What needs to be done: Work out how many lines in the data below include "icon", then reply with that number only.

=== Begin Enclosure ===

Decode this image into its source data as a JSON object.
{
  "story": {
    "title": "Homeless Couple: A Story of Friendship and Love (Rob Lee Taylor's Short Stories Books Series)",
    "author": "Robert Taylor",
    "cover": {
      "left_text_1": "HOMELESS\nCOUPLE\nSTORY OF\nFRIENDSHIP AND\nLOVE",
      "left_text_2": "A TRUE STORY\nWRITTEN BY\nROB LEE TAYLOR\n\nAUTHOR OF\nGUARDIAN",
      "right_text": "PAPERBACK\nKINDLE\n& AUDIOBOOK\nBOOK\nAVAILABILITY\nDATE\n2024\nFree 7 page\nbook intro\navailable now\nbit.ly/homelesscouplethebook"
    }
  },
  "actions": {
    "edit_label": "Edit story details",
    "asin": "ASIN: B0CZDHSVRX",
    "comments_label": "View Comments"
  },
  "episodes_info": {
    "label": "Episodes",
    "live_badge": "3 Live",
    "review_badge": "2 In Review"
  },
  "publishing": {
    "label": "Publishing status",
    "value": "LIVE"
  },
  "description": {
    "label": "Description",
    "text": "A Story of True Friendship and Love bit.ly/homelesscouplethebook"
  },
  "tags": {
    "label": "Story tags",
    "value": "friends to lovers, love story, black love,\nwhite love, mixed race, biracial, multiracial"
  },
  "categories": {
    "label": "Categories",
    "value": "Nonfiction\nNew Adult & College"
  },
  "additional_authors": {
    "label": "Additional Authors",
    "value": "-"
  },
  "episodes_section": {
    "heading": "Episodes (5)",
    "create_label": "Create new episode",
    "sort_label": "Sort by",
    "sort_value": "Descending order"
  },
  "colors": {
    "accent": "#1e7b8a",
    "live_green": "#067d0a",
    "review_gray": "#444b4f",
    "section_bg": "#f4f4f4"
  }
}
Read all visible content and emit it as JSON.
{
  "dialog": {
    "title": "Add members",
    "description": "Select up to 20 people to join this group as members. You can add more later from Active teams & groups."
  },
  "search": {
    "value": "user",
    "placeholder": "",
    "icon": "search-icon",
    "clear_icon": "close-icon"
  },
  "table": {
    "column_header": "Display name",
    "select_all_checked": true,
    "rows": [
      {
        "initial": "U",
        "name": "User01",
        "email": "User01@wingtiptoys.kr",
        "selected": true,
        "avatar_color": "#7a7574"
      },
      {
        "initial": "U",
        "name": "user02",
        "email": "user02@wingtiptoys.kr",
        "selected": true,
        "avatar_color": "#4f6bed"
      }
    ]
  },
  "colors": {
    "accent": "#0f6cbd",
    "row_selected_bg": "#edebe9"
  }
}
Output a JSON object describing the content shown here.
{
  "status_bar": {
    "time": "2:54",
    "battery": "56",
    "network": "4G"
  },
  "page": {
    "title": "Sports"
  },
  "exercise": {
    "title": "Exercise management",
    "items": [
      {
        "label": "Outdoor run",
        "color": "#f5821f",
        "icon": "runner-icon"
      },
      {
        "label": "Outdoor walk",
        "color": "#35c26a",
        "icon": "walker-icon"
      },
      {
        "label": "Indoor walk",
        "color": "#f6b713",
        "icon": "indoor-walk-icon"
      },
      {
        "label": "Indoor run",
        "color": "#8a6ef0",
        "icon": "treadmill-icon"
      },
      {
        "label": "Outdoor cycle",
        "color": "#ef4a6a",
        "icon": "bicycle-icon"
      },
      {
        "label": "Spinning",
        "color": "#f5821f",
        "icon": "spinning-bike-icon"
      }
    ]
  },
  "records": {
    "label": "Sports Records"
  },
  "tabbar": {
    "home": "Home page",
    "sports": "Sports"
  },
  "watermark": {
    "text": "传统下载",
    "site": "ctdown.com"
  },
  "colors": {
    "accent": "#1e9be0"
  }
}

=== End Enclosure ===

Completed exercise: 8